Component data from apps and pages:
****************

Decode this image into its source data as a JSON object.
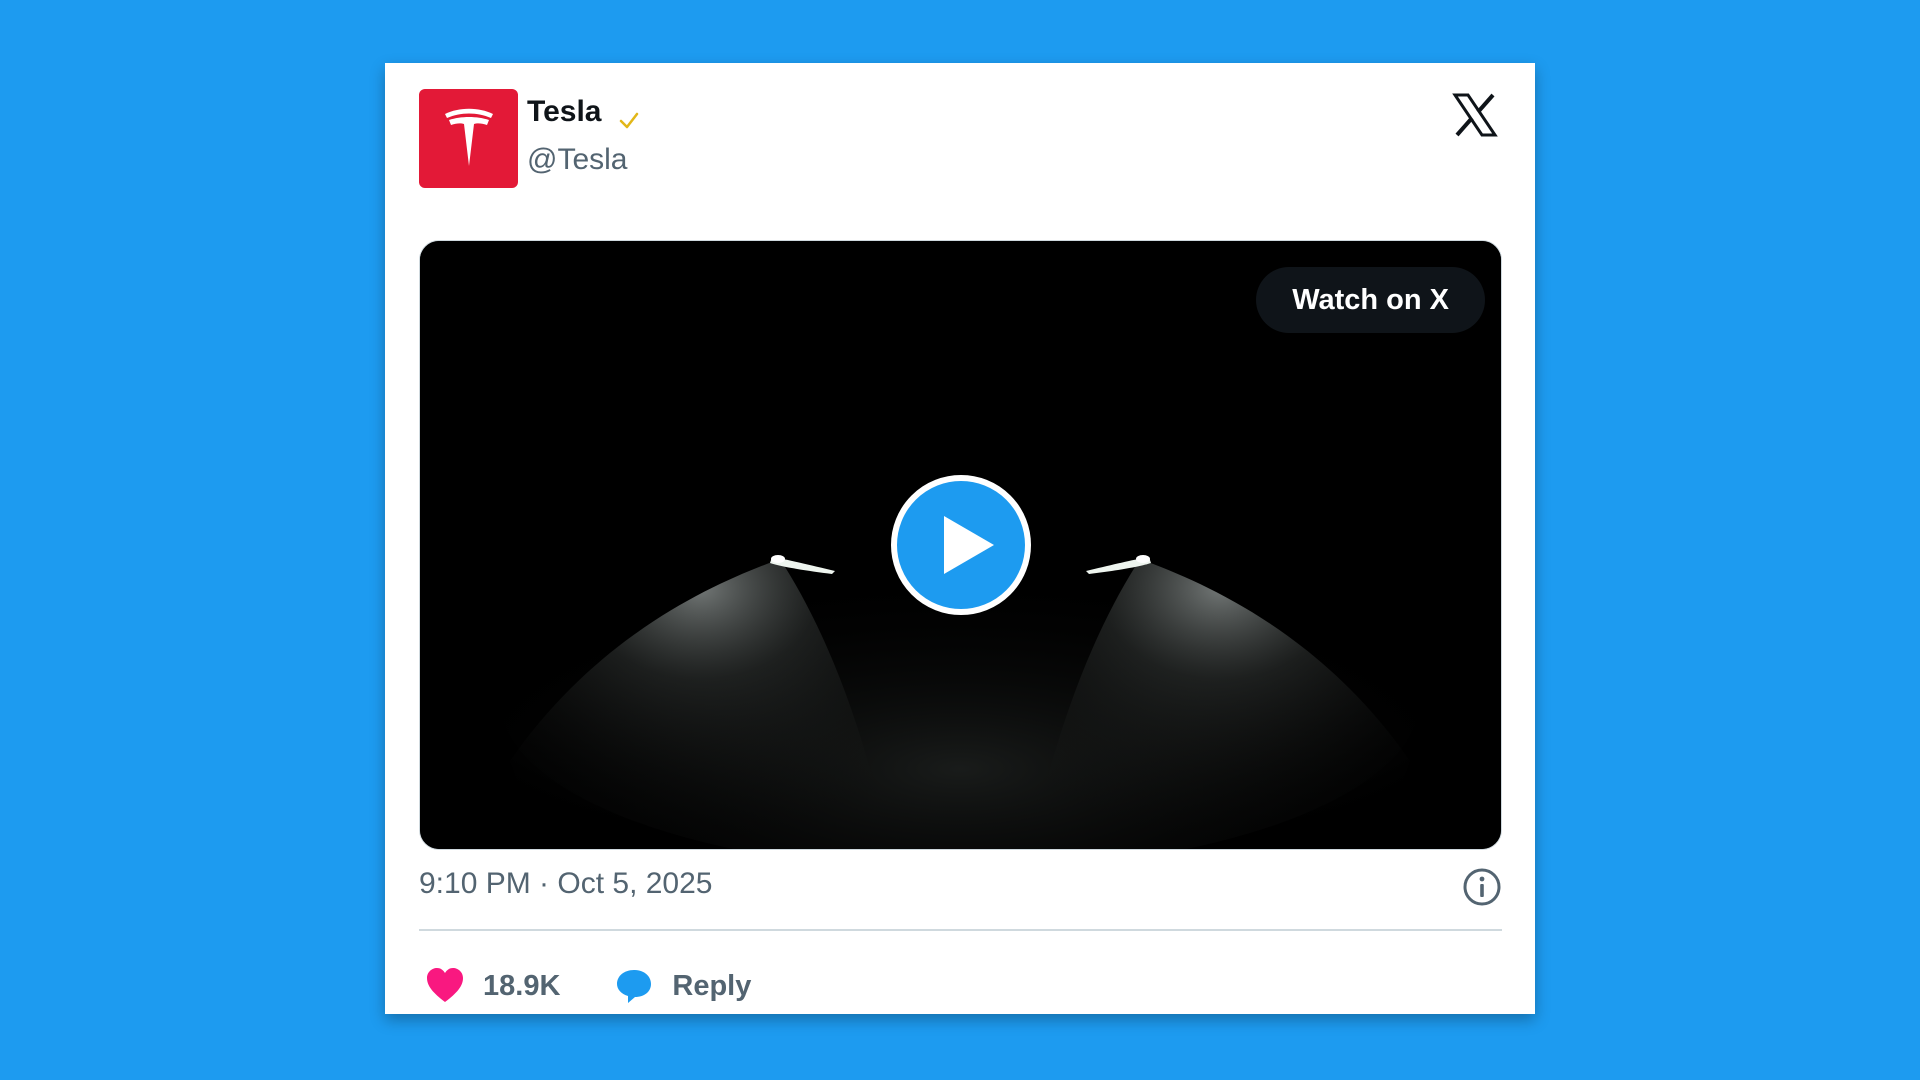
{
  "tweet": {
    "author_name": "Tesla",
    "author_handle": "@Tesla",
    "verified_icon": "verified-check-icon",
    "brand_icon": "x-logo-icon",
    "avatar_icon": "tesla-logo-icon",
    "timestamp": "9:10 PM · Oct 5, 2025",
    "info_icon": "info-icon"
  },
  "media": {
    "watch_label": "Watch on X",
    "play_icon": "play-icon"
  },
  "actions": {
    "like_icon": "heart-icon",
    "like_count": "18.9K",
    "reply_icon": "speech-bubble-icon",
    "reply_label": "Reply"
  },
  "colors": {
    "background": "#1d9bf0",
    "avatar": "#e31937",
    "heart": "#f91880",
    "reply": "#1d9bf0",
    "verified": "#e2b719"
  }
}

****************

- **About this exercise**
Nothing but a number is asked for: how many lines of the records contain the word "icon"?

- **Response to this task**
7